[Records from a dataset]
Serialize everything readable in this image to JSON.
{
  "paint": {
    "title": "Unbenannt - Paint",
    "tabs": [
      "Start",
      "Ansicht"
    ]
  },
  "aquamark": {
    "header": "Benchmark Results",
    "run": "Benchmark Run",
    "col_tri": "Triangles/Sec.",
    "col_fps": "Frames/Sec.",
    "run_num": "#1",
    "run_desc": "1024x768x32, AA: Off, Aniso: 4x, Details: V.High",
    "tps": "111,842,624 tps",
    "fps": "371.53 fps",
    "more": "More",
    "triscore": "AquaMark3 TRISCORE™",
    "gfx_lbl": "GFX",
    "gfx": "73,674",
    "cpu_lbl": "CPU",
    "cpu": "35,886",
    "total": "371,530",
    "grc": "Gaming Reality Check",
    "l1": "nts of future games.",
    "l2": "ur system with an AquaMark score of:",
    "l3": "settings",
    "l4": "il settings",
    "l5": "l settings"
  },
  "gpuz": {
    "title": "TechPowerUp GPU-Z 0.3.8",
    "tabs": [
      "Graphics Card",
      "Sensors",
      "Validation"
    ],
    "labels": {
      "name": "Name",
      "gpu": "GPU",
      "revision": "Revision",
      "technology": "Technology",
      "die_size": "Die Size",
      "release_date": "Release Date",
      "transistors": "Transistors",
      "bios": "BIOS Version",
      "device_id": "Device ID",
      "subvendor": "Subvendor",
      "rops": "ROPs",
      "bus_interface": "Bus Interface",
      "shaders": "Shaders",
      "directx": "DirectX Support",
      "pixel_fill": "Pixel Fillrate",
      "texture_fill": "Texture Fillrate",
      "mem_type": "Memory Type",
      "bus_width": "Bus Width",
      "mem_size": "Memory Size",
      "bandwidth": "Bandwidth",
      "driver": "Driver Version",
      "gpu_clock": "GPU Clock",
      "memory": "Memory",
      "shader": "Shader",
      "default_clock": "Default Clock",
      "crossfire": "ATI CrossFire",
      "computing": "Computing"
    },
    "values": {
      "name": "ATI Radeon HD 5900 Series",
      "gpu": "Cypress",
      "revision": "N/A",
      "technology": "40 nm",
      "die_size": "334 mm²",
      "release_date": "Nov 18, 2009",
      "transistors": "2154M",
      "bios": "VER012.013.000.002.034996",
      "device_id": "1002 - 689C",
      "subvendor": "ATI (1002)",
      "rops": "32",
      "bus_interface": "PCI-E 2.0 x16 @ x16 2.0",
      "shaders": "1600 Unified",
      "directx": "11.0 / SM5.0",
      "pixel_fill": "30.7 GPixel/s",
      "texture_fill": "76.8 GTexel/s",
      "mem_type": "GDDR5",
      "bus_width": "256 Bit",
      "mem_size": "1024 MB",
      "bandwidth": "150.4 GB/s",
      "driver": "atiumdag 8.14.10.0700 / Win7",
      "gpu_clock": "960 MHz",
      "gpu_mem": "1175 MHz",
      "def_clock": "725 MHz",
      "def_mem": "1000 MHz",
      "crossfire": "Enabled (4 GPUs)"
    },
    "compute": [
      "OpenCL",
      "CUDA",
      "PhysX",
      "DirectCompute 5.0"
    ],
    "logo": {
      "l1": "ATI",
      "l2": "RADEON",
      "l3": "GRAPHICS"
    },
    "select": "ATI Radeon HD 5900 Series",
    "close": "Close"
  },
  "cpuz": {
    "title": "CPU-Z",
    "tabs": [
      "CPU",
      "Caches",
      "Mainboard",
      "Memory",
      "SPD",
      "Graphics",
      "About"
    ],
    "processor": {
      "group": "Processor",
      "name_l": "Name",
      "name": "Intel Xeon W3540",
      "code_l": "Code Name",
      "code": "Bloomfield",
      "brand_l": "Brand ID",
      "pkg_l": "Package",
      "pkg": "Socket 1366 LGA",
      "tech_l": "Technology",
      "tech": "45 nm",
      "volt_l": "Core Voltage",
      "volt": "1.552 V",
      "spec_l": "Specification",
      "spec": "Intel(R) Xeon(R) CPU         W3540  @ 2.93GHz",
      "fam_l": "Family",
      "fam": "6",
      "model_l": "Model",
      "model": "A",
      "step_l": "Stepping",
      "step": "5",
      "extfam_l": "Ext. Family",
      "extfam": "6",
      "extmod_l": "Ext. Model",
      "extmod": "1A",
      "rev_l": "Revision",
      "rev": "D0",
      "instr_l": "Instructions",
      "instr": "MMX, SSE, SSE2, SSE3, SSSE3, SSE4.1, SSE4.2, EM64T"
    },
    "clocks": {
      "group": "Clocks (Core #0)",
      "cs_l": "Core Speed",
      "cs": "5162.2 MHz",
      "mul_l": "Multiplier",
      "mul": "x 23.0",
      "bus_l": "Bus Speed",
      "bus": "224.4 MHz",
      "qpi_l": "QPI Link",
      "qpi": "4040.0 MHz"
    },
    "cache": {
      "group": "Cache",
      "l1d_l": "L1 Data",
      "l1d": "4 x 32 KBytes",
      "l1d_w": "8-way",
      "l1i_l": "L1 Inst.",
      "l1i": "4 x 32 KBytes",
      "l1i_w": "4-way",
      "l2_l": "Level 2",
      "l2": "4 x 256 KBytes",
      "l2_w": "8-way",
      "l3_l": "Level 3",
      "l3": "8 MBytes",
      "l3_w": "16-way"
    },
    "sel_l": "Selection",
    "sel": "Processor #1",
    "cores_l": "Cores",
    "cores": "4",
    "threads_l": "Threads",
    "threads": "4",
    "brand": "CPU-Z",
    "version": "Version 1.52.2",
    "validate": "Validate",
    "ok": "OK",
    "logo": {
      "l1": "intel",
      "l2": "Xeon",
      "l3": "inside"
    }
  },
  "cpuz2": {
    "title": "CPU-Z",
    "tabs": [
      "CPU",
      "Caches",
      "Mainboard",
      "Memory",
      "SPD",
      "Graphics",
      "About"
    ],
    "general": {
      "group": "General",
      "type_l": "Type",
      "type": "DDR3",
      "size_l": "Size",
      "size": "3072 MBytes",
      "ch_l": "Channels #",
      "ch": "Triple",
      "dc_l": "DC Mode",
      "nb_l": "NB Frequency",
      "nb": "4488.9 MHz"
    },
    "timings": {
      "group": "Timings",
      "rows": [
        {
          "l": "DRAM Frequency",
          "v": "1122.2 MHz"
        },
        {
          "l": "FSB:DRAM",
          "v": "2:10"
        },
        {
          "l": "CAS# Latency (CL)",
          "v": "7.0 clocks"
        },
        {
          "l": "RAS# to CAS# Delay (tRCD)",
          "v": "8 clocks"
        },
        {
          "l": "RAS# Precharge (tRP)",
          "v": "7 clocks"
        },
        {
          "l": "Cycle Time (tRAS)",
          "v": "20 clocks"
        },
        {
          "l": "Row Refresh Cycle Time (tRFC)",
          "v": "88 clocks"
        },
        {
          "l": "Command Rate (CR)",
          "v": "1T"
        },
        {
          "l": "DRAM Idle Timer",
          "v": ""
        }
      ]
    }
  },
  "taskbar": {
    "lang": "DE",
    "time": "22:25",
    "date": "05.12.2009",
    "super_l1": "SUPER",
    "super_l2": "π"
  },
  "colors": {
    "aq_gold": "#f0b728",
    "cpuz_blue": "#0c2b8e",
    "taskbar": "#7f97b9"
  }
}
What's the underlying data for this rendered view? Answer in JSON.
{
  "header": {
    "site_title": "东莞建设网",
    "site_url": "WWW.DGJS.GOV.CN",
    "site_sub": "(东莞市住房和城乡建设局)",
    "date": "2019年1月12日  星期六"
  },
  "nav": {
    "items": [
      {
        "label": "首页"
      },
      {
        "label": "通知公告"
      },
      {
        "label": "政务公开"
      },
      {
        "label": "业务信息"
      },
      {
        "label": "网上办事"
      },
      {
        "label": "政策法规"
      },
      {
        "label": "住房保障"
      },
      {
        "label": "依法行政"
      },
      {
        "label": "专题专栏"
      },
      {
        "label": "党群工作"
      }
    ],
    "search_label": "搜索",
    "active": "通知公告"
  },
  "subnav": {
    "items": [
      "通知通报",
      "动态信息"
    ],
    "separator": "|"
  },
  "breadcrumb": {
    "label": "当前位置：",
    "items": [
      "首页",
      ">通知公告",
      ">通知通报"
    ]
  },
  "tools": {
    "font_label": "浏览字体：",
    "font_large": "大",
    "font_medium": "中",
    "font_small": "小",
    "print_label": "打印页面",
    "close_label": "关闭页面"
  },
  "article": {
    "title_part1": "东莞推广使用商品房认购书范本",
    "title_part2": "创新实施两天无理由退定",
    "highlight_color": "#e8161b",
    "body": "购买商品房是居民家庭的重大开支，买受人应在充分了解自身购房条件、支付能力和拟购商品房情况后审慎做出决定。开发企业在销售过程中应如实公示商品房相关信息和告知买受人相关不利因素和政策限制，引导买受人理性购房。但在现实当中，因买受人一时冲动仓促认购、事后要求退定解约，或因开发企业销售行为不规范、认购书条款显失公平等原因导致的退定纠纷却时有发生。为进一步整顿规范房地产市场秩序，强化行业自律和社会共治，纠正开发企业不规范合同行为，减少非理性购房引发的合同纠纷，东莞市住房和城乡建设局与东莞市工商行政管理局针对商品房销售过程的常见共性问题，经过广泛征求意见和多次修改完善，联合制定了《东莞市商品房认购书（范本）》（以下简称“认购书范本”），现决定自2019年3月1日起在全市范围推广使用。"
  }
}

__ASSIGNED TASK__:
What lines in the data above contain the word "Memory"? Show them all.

__RESPONSE FOR THIS EXERCISE__:
      "mem_type": "Memory Type",
      "mem_size": "Memory Size",
      "memory": "Memory",
      "Memory",
      "Memory",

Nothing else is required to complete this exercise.